I know I'm doing my best to keep my children calm and most people understand that kids are kids and can't be quiet for very long. Now I look people in the eye when I take my screaming child out into the hall and I've noticed far more smiles and understanding looks than judgemental ones. It's helped me feel a sense of community and support instead of feeling ashamed and embarrassed over my kids just acting their age. Of course there are still rude people out there, but more often than naught, people are kind. ❤️ Look for the kind faces, they are always there! You are doing your best- don't let anyone or anything (perceived or real) get you down!
9- Ideas of what to bring
Quiet felt books
You can make one of these or purchase one! They are always a hit and keep my kids so well distracted! The ones pictured below I found at the Target dollar section for $3 each just today. They often have adorable quiet games like these there!
Here are those precious books I mentioned earlier. My kids love them and I love how they teach my kids about the Gospel! I got them at Christianbook.com for $2.50 each! (I purchased them for last Easter- not sure of their current price or availability though but I'm sure they still have some type of children's book option.)
Quiet learning activities
This little Parmesan cheese container activity is such a life saver for the age of 1-2! Both my kids have loved this and it's great for their fine motor skills as well. It's super easy to make. Just clean out a Parmesan cheese container, get some pipe cleaners and little fuzz balls and you're golden!
My mother in law made these for my kids and Henry loves them! Easy to make, they help get his brain pumping and they encourage quiet! Win win!
Also, here is also a blog post I wrote awhile ago about some quiet bag ideas for age 1 when they start getting mobile and church starts getting harder! (Pardon the pictures on that post- one day I really need to re-do them 🙈.)
Well, hopefully that was helpful to at least a few of you! If you have any other suggestions or tips, please leave them in the comments!

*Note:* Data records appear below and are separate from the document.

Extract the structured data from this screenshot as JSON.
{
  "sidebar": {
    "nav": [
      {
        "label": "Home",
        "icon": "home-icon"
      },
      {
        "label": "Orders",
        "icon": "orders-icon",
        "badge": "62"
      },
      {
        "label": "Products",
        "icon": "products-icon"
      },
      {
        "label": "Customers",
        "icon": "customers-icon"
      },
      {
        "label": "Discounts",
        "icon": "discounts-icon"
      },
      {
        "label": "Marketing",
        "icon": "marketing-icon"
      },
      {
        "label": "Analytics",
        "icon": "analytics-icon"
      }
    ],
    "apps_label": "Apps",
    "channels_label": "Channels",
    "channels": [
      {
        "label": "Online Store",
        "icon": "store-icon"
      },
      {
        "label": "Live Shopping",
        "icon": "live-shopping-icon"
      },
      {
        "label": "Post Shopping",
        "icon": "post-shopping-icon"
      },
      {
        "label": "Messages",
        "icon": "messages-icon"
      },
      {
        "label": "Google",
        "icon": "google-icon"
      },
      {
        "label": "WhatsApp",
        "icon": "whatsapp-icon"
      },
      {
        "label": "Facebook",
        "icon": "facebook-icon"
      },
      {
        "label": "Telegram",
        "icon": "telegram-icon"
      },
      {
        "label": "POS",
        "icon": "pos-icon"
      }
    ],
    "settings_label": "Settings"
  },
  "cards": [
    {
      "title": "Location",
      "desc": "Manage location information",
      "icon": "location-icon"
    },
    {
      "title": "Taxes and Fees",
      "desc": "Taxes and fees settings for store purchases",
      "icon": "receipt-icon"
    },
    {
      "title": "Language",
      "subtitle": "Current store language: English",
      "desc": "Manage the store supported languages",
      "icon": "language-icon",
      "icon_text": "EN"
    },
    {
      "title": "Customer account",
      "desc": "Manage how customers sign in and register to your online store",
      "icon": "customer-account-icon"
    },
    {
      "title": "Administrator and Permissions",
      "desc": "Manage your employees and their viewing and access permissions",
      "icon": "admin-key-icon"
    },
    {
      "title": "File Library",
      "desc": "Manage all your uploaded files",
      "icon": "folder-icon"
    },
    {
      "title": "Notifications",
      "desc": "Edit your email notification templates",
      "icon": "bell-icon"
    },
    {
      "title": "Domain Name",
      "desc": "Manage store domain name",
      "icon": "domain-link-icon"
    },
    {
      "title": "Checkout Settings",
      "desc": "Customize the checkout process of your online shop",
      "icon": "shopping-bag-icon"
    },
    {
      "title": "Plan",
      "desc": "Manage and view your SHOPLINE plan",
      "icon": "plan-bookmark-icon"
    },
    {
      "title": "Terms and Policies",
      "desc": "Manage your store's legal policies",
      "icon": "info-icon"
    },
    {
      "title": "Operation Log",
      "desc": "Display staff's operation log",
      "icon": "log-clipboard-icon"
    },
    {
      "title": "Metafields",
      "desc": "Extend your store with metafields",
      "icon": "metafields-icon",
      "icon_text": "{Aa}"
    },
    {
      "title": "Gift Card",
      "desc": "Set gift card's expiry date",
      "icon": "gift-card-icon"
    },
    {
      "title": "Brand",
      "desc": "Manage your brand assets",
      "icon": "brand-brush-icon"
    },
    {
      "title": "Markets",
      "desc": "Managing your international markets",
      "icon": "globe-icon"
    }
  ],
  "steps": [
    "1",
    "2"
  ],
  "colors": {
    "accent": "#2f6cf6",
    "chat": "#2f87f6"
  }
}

I love hearing about what works for each of you! Also, if you have questions on something I didn't address, email me and I can try my best to answer you. :) Happy church-ing!